Exercise material:
+++

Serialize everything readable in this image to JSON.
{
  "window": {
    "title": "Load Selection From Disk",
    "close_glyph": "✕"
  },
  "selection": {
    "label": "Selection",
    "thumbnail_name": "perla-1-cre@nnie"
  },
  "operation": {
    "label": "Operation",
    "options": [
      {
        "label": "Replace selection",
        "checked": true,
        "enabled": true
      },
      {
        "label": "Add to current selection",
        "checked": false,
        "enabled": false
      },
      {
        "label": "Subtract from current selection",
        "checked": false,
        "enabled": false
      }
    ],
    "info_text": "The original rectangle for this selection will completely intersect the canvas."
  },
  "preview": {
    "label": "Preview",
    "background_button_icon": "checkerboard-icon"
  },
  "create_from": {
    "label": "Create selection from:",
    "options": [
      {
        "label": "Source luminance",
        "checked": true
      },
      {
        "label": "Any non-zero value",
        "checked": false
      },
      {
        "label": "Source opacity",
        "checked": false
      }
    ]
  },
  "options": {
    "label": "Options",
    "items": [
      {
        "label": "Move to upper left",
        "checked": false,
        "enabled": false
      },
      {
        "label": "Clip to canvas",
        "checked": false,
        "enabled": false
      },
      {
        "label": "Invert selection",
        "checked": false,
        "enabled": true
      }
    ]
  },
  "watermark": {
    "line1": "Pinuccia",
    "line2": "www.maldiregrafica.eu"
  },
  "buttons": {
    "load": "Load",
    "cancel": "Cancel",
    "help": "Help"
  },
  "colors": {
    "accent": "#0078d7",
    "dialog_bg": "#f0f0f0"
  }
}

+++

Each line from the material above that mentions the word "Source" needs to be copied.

Expected answer:
        "label": "Source luminance",
        "label": "Source opacity",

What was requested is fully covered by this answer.